Five soil samples will be collected in May 2015 and sent to UMass for standard soil analysis to determine baseline nutrient levels and soil pH. The field will be harrowed and compost applied. Fall cover crops will be planted via broadcasting during the third week of August, 2015 at the following rates: crimson clover, 4lbs/acre, oats, 25lbs/acre, and forage radish, 4lbs/acre. Planting will be followed by a corrugated roller to encourage seed- soil contact.
Spring barley will be planted in 2016 when minimum soil temperatures reach 40 deg. F, using a no-till planter in strips that measure 5’ for 25’ passes per plot. As an additional measure of spring weed control, we will conduct flame weeding immediately prior to planting, using a 400,000 BTU Back Pack Vapor Torch. Additional soil samples will be taken prior to planting and during the growing phase to analyze the effects of cover crops on nutrient levels over time. Urea will be applied to test plots by hand at prescribed rates.
Upon reaching maturity for harvest, samples will be collected from test plots by hand from a 3.75 sq. ft sample area of central rows. These samples will be hand threshed and barley samples will be sent to the University of Massachusetts Stockbridge School of Agriculture for laboratory analysis of standardized parameters to determine grain quality for malting. Specifically, tests will be conducted for nitrogen content, falling number, test weight, germination rate, protein content, and moisture content.
The two, one acre plots will be harvested by combine. If harvested barley is of sufficient quality, it will be utilized for malting and brewing. Otherwise, it will be processed for baking or used for animal feed and reseeding. Barley straw will be mowed, raked, and baled to be used for the deep bedded pack. We will examine yields to determine whether straw harvest is economically viable.
The results of the study will be made available to the public via the University of Massachusetts Agriculture extension outreach reporting website, including a video documentary. The final report will be submitted to relevant online and printed publications. We will also draft a press release and seek media coverage for this project, which will serve to disseminate information to other New England farmers and brewers interested in sustainable barley production, as well as expand consumer awareness of beer produced with locally grown ingredients.

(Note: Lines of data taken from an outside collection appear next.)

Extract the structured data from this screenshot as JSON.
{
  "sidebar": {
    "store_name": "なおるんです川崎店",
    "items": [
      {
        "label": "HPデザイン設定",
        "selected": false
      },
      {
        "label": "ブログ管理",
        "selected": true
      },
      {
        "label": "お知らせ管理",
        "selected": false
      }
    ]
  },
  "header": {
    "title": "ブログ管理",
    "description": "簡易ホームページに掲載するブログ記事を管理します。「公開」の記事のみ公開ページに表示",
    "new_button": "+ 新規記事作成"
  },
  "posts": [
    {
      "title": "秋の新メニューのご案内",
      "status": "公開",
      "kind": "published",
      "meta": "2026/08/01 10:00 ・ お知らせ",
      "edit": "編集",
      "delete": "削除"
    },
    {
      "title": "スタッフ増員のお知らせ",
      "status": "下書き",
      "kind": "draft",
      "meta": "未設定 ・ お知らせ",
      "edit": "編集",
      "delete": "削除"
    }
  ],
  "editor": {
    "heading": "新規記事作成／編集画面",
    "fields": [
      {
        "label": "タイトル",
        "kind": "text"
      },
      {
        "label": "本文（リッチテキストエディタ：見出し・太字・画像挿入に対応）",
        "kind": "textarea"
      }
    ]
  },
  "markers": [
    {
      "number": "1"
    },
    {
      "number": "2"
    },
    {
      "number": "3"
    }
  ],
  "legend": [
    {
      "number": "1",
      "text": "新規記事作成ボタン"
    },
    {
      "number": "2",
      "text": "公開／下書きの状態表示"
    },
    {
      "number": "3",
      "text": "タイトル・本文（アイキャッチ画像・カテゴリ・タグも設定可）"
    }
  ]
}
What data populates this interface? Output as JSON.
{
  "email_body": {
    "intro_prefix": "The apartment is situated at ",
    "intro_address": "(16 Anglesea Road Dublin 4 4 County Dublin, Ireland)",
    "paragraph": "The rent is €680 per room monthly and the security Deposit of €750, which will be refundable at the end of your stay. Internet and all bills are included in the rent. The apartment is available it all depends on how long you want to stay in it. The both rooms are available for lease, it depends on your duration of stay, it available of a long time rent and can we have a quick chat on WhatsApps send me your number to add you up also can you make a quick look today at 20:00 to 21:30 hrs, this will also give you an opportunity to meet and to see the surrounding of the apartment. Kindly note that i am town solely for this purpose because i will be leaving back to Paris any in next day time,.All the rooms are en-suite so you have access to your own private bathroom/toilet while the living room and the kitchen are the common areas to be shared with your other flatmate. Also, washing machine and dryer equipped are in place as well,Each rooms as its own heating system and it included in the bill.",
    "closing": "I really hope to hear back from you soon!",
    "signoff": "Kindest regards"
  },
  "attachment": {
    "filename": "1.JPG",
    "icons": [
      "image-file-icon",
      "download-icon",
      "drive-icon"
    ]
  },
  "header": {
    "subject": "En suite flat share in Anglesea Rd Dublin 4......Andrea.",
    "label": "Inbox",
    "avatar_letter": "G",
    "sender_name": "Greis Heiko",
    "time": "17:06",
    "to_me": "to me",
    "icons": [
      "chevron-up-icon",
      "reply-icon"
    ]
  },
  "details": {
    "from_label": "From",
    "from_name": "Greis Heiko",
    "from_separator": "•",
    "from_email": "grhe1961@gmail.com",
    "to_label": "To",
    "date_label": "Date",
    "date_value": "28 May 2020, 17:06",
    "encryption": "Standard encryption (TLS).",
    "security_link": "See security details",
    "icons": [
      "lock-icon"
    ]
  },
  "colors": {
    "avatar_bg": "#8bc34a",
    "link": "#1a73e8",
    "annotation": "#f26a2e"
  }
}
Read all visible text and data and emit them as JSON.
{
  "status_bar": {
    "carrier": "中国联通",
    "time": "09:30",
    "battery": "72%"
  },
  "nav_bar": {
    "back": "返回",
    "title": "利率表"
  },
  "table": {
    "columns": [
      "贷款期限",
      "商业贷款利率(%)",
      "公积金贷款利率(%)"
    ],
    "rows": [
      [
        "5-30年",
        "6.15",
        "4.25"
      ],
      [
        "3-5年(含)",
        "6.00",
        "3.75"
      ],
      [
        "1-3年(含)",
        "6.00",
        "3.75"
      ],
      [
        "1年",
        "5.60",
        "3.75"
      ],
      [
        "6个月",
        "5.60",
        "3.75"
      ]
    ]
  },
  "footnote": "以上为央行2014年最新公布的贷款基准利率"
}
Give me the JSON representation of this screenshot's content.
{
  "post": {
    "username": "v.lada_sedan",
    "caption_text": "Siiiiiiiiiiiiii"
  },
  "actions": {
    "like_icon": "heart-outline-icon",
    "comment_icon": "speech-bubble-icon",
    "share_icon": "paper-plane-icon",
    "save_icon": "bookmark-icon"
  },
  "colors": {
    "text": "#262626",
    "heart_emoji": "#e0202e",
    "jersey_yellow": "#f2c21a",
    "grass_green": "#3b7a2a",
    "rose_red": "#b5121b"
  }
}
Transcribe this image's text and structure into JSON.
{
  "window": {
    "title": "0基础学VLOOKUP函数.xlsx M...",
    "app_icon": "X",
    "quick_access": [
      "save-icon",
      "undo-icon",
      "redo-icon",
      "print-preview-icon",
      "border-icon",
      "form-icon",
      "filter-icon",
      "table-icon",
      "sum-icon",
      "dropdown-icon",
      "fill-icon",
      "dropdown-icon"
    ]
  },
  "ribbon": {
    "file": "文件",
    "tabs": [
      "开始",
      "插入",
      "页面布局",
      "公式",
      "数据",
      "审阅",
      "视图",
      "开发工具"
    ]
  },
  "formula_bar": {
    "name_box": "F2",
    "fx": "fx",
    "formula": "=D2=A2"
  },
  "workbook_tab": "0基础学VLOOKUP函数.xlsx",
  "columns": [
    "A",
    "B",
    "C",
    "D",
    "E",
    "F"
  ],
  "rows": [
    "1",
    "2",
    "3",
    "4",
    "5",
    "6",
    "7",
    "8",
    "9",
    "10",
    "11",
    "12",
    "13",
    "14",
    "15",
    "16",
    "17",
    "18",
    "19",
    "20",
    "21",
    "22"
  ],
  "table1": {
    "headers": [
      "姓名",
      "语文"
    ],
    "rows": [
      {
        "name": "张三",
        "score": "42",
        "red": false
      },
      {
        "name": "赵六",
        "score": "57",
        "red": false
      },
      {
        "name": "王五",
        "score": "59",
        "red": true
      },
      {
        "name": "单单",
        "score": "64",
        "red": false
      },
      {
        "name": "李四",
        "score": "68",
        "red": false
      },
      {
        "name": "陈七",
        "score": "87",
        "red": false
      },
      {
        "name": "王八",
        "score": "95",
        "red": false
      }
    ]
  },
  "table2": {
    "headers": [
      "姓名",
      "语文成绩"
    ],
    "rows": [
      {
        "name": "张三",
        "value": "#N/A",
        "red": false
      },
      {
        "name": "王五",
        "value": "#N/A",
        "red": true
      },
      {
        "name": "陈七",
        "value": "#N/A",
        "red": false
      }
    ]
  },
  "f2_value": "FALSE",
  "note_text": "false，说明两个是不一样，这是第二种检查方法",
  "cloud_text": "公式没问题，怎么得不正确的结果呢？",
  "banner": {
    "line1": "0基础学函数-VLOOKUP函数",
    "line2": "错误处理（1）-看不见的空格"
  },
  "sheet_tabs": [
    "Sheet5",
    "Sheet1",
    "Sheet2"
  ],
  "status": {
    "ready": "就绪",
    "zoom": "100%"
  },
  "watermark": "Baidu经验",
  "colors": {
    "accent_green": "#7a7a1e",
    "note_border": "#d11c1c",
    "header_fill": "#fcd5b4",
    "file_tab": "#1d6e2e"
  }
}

A field day will be held on our farm for up to 50 participants, including farmers, researchers, and members of the craft brewing community. We plan to collaborate with the University of Massachusetts for this event, and to invite other researchers, farmers, and brewers to give presentations and demonstrations. We will include farm-grown food refreshments and offer samples of beer brewed with locally grown and harvested barley and hops.